In the telecommunications sector, liberalization and licensing of private entrants into mobile telephony has expanded telecommunications service to Sierra Leone’s population and demand in the voice market has been growing at double digit rates.
Internet penetration is, however, exceedingly low and the cost of service is extremely high. The new submarine fibre optic cable however provides opportunities.
The conversion of Sierra Leone Ports Authority into a port landlord and securing of a concession contract for QE II container terminal Operation and the expansion of the container terminal by Bollore improved the Ports operation.
Sierra Leone had its share of natural disasters during this period. These included perennial annual flooding, an Ebola outbreak and a significant mudslide-all accompanied by significant loss of life. We still remain extremely susceptible to the vagaries of climate change.
Youth problems continued unabated during this period. Unemployment was rampant, with youths being most affected. Youths have been affected by several social problems. Despite several programmes introduced by government, development partners and NGOs addressing the youth problem still remains one of the most challenging issues for government.
The youth problem is so huge that current attempts to address them will only scratch the surface. New social problems seemed to have reared their ugly heads over this period. These include the rape of minors, youth violence and drugs.
Yes, there were concerted plans drawn up by government during the last decade. We started with the Agenda for Change (2008-2012) and graduated to the Agenda for Prosperity which touted Sierra Leone’s Vision for 2013 to 2035 to become a middle-income country – “It would be an inclusive, green country, with 80% of the population above the poverty line. It would have gender equality, a well-educated, healthy population, good governance and rule of law, well developed infrastructure, macroeconomic stability, with private-sector, export-led growth generating wide employment opportunities.”
A reflective look at the past decade indicates that as a country we had lofty ideals which for various reasons could not be realized.

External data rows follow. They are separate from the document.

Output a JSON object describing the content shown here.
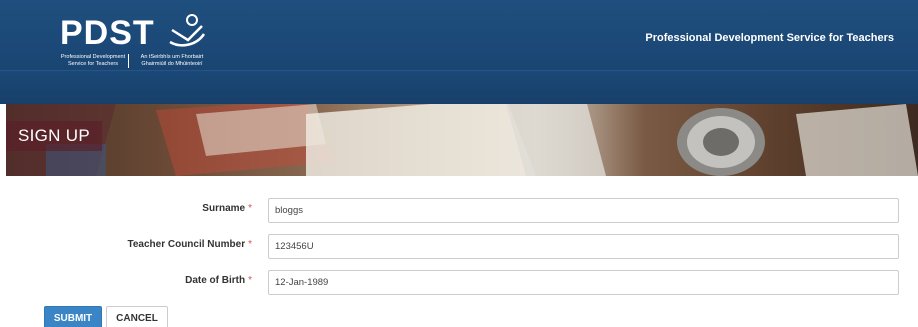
{
  "header": {
    "logo": {
      "wordmark": "PDST",
      "sub_left": "Professional Development Service for Teachers",
      "sub_right": "An tSeirbhís um Fhorbairt Ghairmiúil do Mhúinteoirí"
    },
    "tagline": "Professional Development Service for Teachers"
  },
  "banner": {
    "title": "SIGN UP"
  },
  "form": {
    "required_marker": "*",
    "fields": [
      {
        "label": "Surname",
        "value": "bloggs"
      },
      {
        "label": "Teacher Council Number",
        "value": "123456U"
      },
      {
        "label": "Date of Birth",
        "value": "12-Jan-1989"
      }
    ],
    "submit_label": "SUBMIT",
    "cancel_label": "CANCEL"
  },
  "colors": {
    "header_bg": "#1a4674",
    "submit_bg": "#3a85c6",
    "required": "#d9534f"
  }
}
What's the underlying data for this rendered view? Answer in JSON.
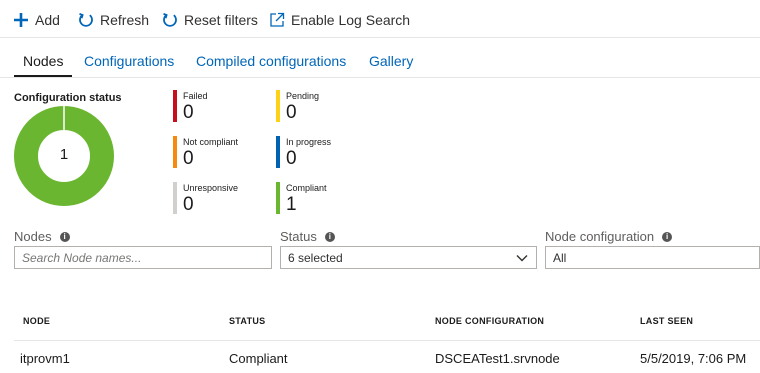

As we embark upon our new journey into this decade, we are guided by the country’s Medium-Term Development Plan (2018-2023) with Human Capital Development at its centre.
The President in his introduction states that this is the most fundamental pathway to achieving middle-income status and sustainable development for the country in the not too distant future.
The Government has also identified other critical results areas such as Economic Diversification, Governance and Accountability for Results, Infrastructure, and Economic Competitiveness.
These are all well and good. But what will the new decade bring for us Sierra Leoneans. Will we finally put paid the constitution issue and have a new constitution in place? Will we seriously embark upon national cohesion and set up a purposeful Peace Commission? Will we stop having sacred cows and making appointments made on merit?
The list of questions goes on and on. Suffice it to say however that as a country, it behooves us to perform much better than we did in the last decade-otherwise we will be running to stay in the same place.
President Bio and his government have already been in office for the last two years of the last decade, and would obviously not be oblivious of the huge task at hand.
Goodbye 2010s and welcome to the 2020s Sierra Leoneans. And here is to hoping that the new decade will be considerably better that the last.
Ponder my thoughts.